Insects are used for the pollination of agricultural crops (e.g. bees) and for natural crop protection (e.g. parasitic wasps). They are also increasingly utilised for human and animal consumption, e.g. mealworms and grasshoppers. The Netherlands is recognised globally for its innovative approach towards the use of insects.
Utilisation mainly domestic
In the first half of 2017, the Netherlands imported 8.2 million euros (390 thousand kg) worth of live insects making it the largest importer of insects in the European Union, followed by Belgium and France. These three countries together account for almost 60 percent of total insect imports into the EU.
Around one-third of insect imports are re-exported. In other words, the bulk of insects of foreign origin is for domestic use. Insects are also being bred locally by Dutch farmers.
|Other EU countries||0.7||1.2|
|Source: CBS, Eurostat|
Bees overtaken by other insects

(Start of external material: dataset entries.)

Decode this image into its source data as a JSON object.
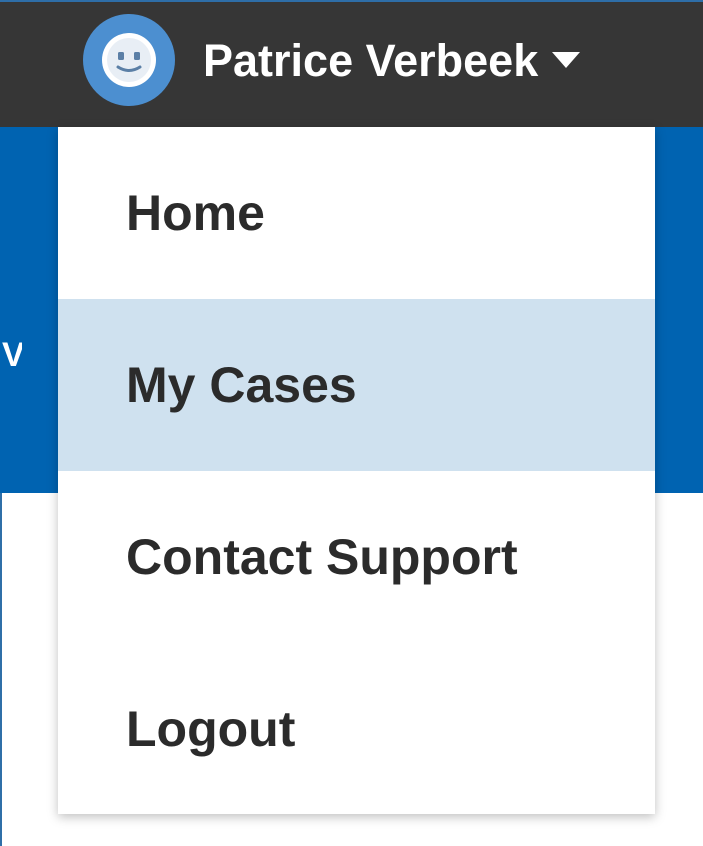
{
  "user": {
    "name": "Patrice Verbeek",
    "avatar_icon": "smiley-face-icon",
    "caret_icon": "caret-down-icon"
  },
  "menu": {
    "items": [
      {
        "label": "Home",
        "highlighted": false
      },
      {
        "label": "My Cases",
        "highlighted": true
      },
      {
        "label": "Contact Support",
        "highlighted": false
      },
      {
        "label": "Logout",
        "highlighted": false
      }
    ]
  },
  "colors": {
    "top_bar": "#363636",
    "brand_blue": "#0063b1",
    "avatar": "#4c8fd0",
    "highlight": "#cfe1ef",
    "menu_text": "#2b2b2b"
  }
}
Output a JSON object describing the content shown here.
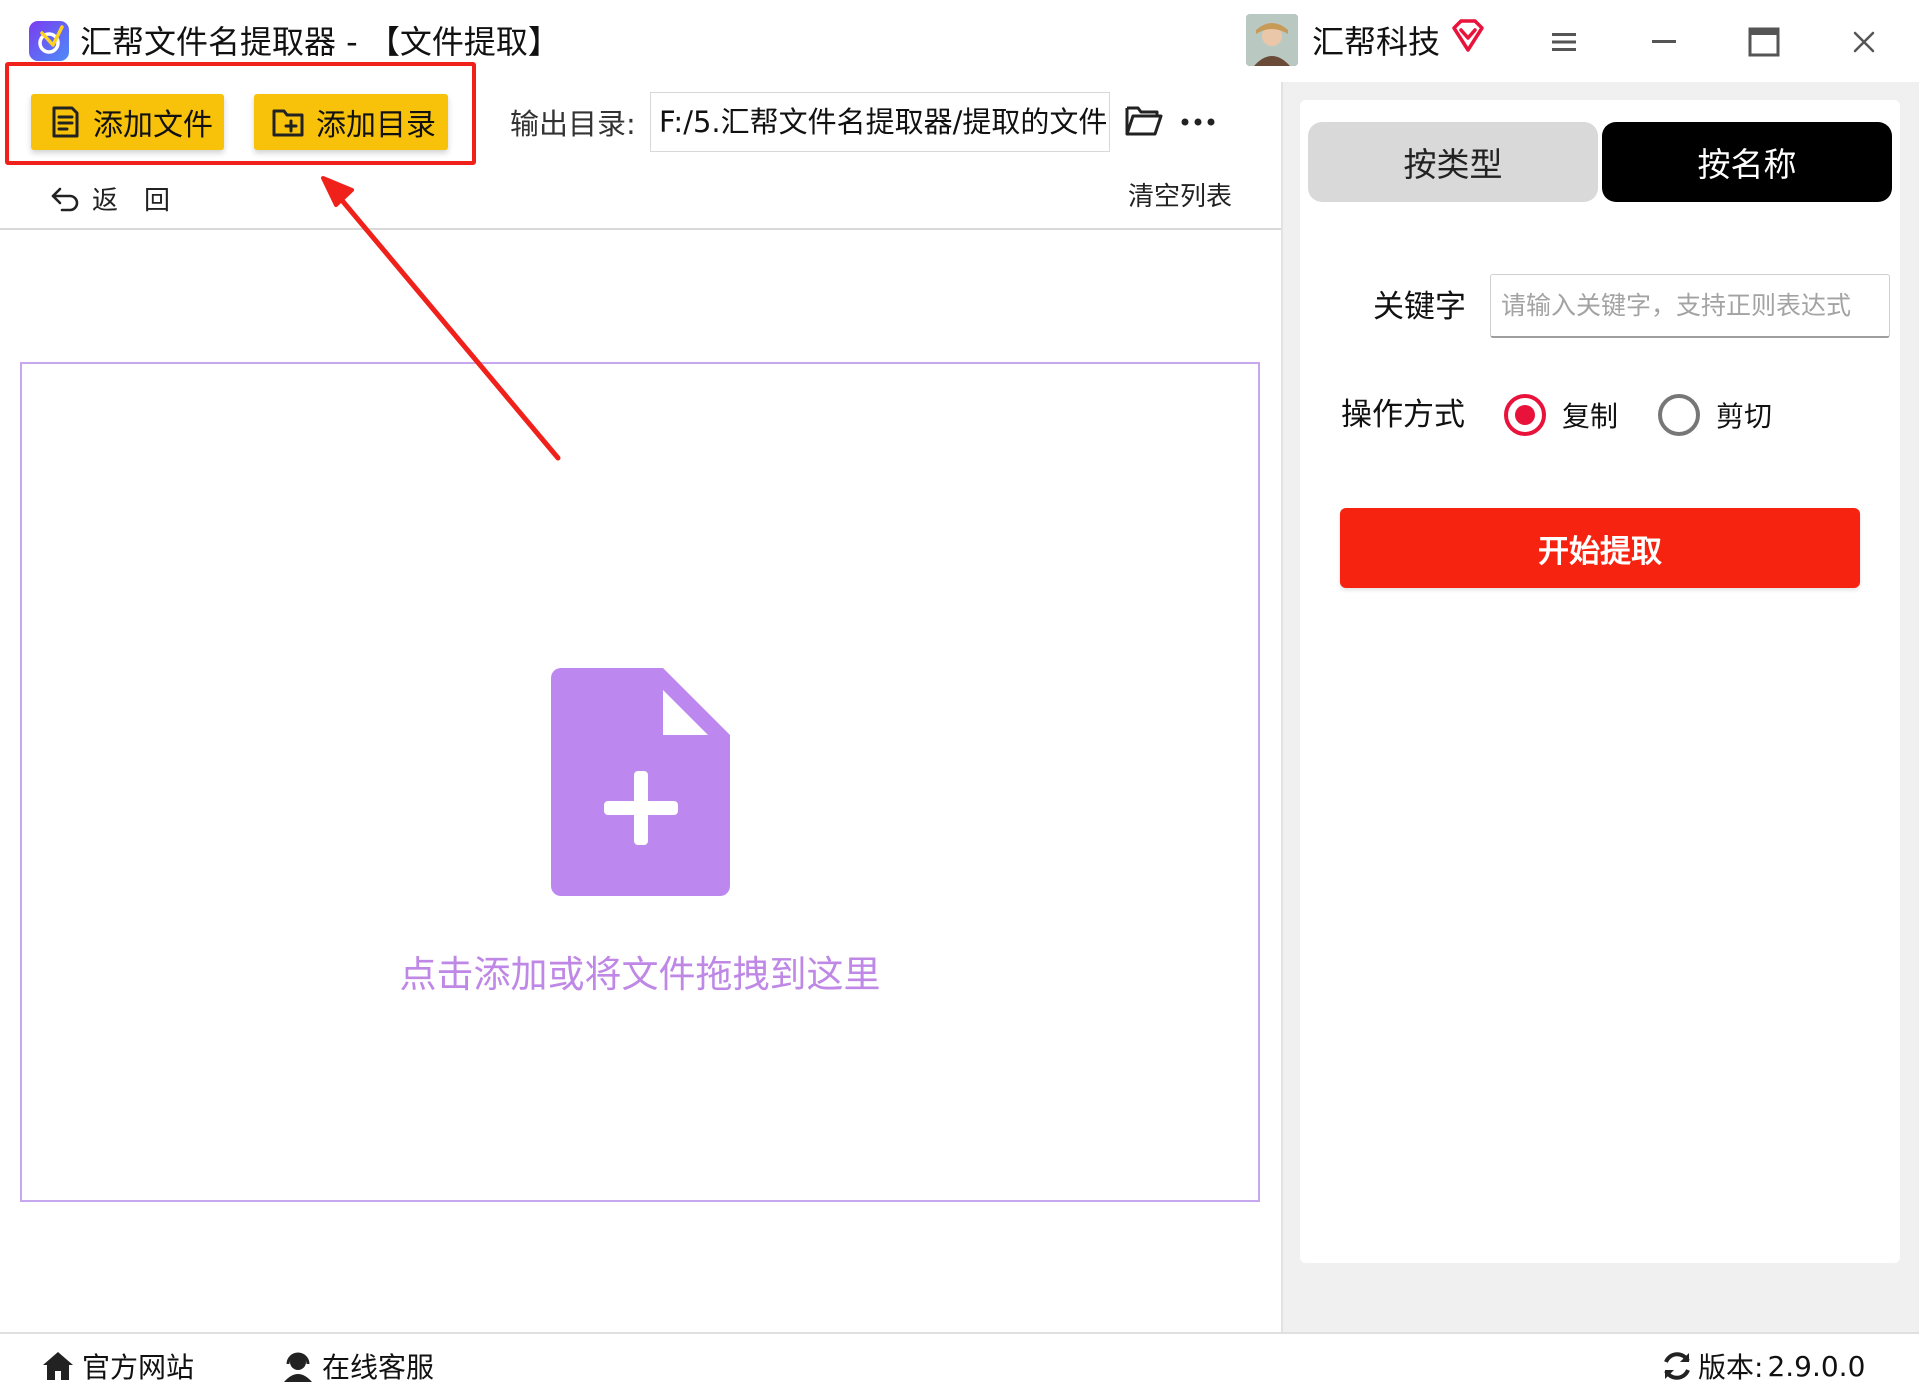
{
  "window": {
    "app_title": "汇帮文件名提取器 - 【文件提取】",
    "brand_name": "汇帮科技"
  },
  "toolbar": {
    "add_file_label": "添加文件",
    "add_folder_label": "添加目录",
    "output_label": "输出目录:",
    "output_path": "F:/5.汇帮文件名提取器/提取的文件",
    "back_label": "返回",
    "clear_label": "清空列表"
  },
  "dropzone": {
    "hint": "点击添加或将文件拖拽到这里"
  },
  "right_panel": {
    "tabs": [
      {
        "label": "按类型",
        "active": false
      },
      {
        "label": "按名称",
        "active": true
      }
    ],
    "keyword_label": "关键字",
    "keyword_value": "",
    "keyword_placeholder": "请输入关键字，支持正则表达式",
    "operation_label": "操作方式",
    "operation_options": [
      {
        "label": "复制",
        "selected": true
      },
      {
        "label": "剪切",
        "selected": false
      }
    ],
    "start_label": "开始提取"
  },
  "footer": {
    "website_label": "官方网站",
    "support_label": "在线客服",
    "version_label": "版本:",
    "version_value": "2.9.0.0"
  },
  "colors": {
    "accent_yellow": "#f8c20a",
    "start_red": "#f5230f",
    "radio_red": "#e8123a",
    "drop_purple": "#bf88e6",
    "annotation_red": "#f0211b",
    "active_tab": "#000000"
  },
  "icons": {
    "app_logo": "app-logo-icon",
    "vip": "vip-diamond-icon",
    "menu": "hamburger-menu-icon",
    "minimize": "minimize-icon",
    "maximize": "maximize-icon",
    "close": "close-icon",
    "add_file": "file-list-icon",
    "add_folder": "folder-add-icon",
    "open_folder": "folder-open-icon",
    "more": "more-dots-icon",
    "back": "undo-arrow-icon",
    "drop": "file-plus-icon",
    "home": "home-icon",
    "support": "headset-user-icon",
    "refresh": "refresh-icon"
  }
}
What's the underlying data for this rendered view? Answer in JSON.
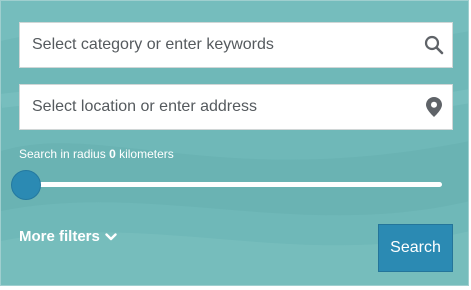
{
  "search": {
    "keywords_placeholder": "Select category or enter keywords",
    "location_placeholder": "Select location or enter address",
    "radius_prefix": "Search in radius",
    "radius_value": "0",
    "radius_unit": "kilometers",
    "radius_slider_fraction": 0,
    "more_filters_label": "More filters",
    "search_button_label": "Search"
  },
  "icons": {
    "keywords": "search-icon",
    "location": "map-pin-icon",
    "more_filters": "chevron-down-icon"
  },
  "colors": {
    "panel_background": "#6fb8b8",
    "accent": "#2b8ab3",
    "text_light": "#ffffff"
  }
}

In the first six months of 2012, the trade in bees accounted for 60 percent of total insect imports, representing an import value of slightly over 1 million euros. This flew up to 6 million euros one year later, in 2013. By the first half of 2017, it had decreased to 2.5 million euros or 30 percent of the total import value of insects. Other insects comprised seventy percent of live insect imports. Over a period of five years, their import value increased eightfold to 5.7 million euros.
Third largest insect exporter
The Netherlands takes up third place in exports of live insects with an export value of 5.6 million euros. The largest exporter is Belgium with 15 million euros, followed by Slovakia with 6.2 million euros (almost entirely consisting of bees exports).
Assassin bugs from Israel
Many of the imported insects originate from Israel. Imports from Israel accounted for 5.6 million euros over the entire year of 2016, equivalent to 40 percent of total imports. Most of these insects were assassin bugs for natural crop protection. Dutch imports of insects from Slovakia amounted to 2.6 million euros; these were almost exclusively bees. The United Kingdom supplies nearly 2 million euros worth of insects. Dutch insect exports have Mexico as their main destination with nearly 2.6 million euros worth of insects from the Netherlands in 2016, i.e. 30 percent of total insect exports.